Behind the high-quality work our students produced was our Third Grade Teaching Team who worked collaboratively to pull together an engaging expedition for students. Classroom Teacher Rachel Henighan reflected, “We balanced supporting each other, offering help, ideas, structures, accountability with trusting each other to do it well. And in the end, we were genuinely impressed by and grateful for each other's work.”
The end of the school year marks an important time of reflection and learning for students, particularly for those marking important milestones.
To celebrate the end to their Lower School experience and show their readiness for 5th grade, our 4th Graders presented their portfolios of learning to their peers, teachers, and administrators at the end of the school year. Through individual presentations, students had to explain how they had met the 4th grade learning standards using examples of their work as evidence. “Students needed to get way out of their comfort zone when presenting,” notes 4th Grade Teacher Elizabeth McNamee. “It gave them a new level of ownership and pride in their work.”
After completing the portfolio process, 4th graders participated in their 4th Grade Passage Ceremony to acknowledge their readiness for Middle School. “It marked such a big moment in their young lives,” says McNamee. “It was amazing to see the joy on the faces of the students and their families.”
Traditions, such as the portfolio process and passage ceremonies, are an important element of Capital City’s school culture. These moments celebrate students’ achievements, important markers in their lives, and recognize their contributions to the school community throughout the school year.

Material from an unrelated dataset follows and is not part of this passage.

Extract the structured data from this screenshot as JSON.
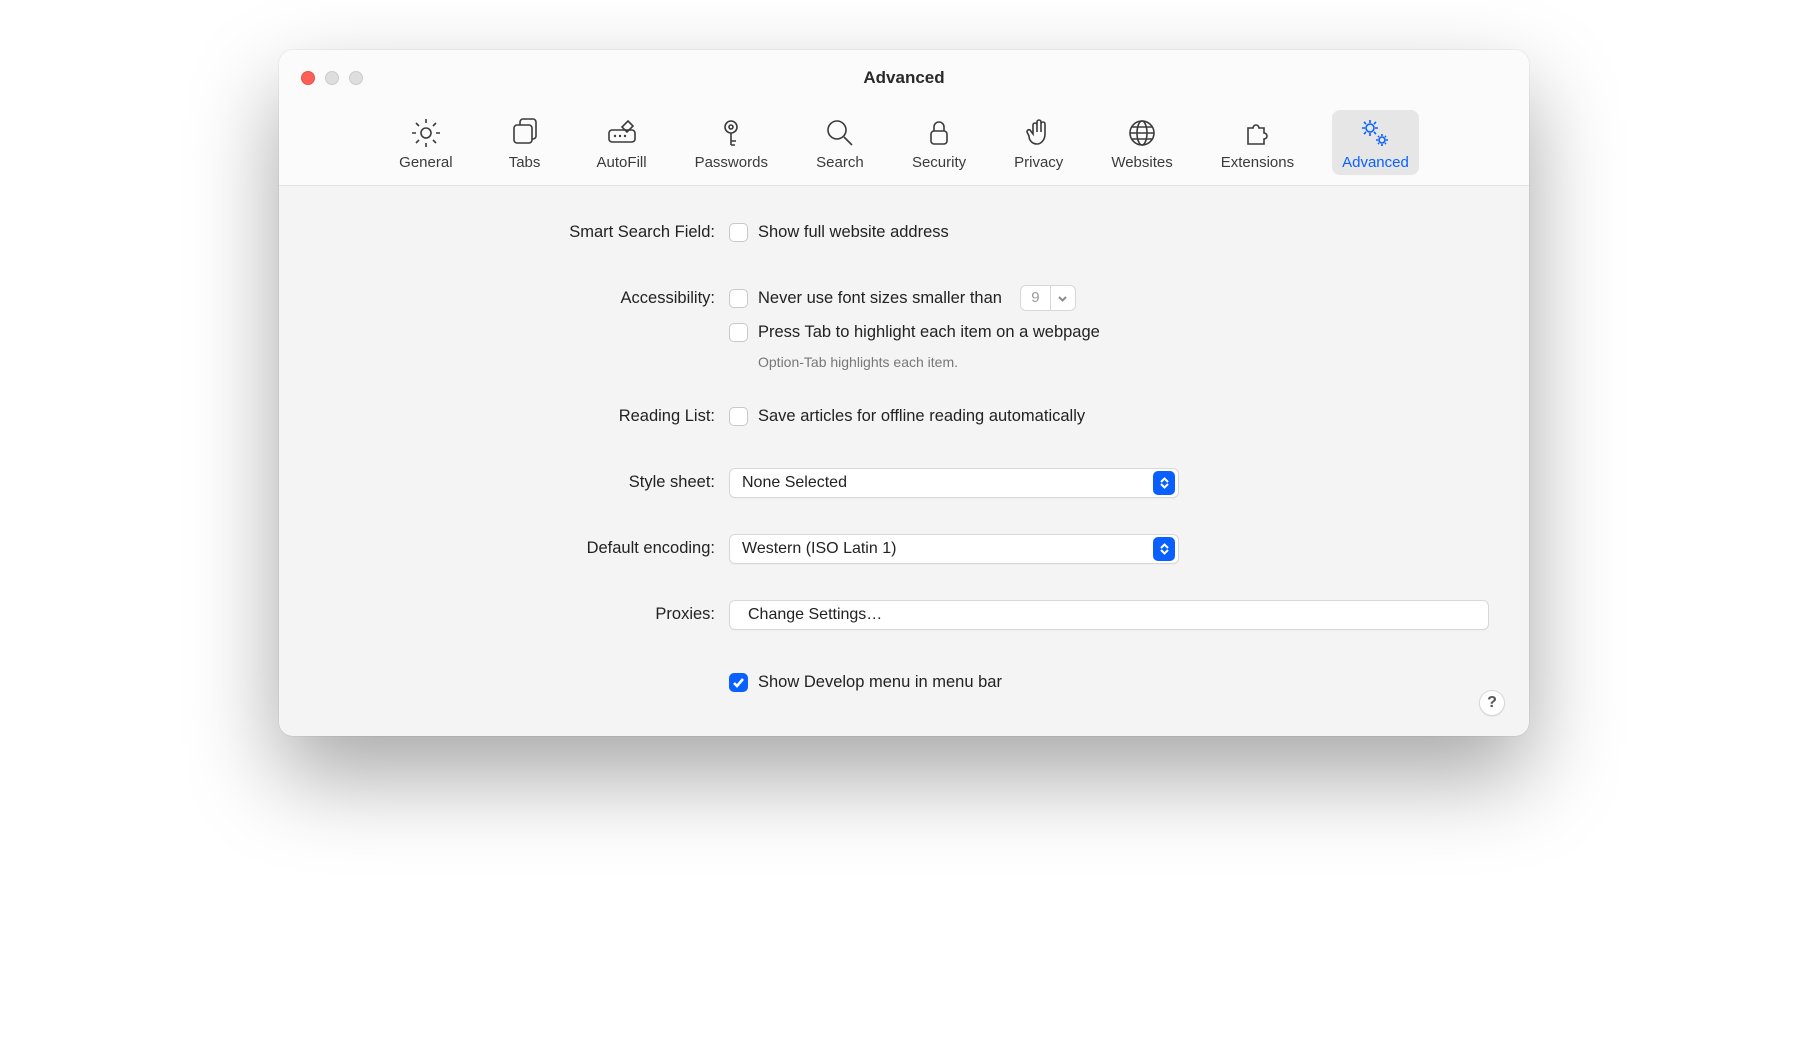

[caption id="attachment_6710" align="aligncenter" width="300"] 8th Grade Graduate with MS Principal Laina Cox during the 2015 8th Grade Passage Ceremony[/caption]
The 8th Grade Portfolio Process is more involved as it marks a student’s preparedness for high school. Through a 40-minute presentation, students demonstrate their analytical and public speaking skills, address questions from panelists, and solicit feedback on their presentations. They are able to identify their strengths and weaknesses to better understand themselves as learners, which eventually helps them succeed in high school. This is a rigorous process that pushes student to think deeply about their work and requires them to use all of the habits of scholars they have worked to develop in middle school (these habits include accountability, communication, organized, participates in revision and critique, producers of quality, reflection, and timeliness).
The culminating tradition for a Capital City student, though, is The Senior Expedition, a semester-long investigation of an issue that matters to the student. The Senior Expedition requires students to complete in-depth research that includes 30 primary and secondary sources, create a product, and defend their findings in a 50-minute presentation to a panel of judges. This process, according to several of our alumni, is what most prepared them for college. Recent Senior Expedition topics included discussions on Racism in Professional Sports, the American Response to Ebola, Race and Police Brutality, Growth Mindset, Media Portrayal of Youth, and Cyber Security, to name a few.
These intentional and challenging projects help students develop lifelong skills, and help them find their voice and their passion. By being part of Capital City, students find a supportive community that as 12th Grade English Teacher Justin Sybenga noted in his commencement speech to the Class of 2015, stresses to students that they “are loved, are gifted, and the world needs [them].”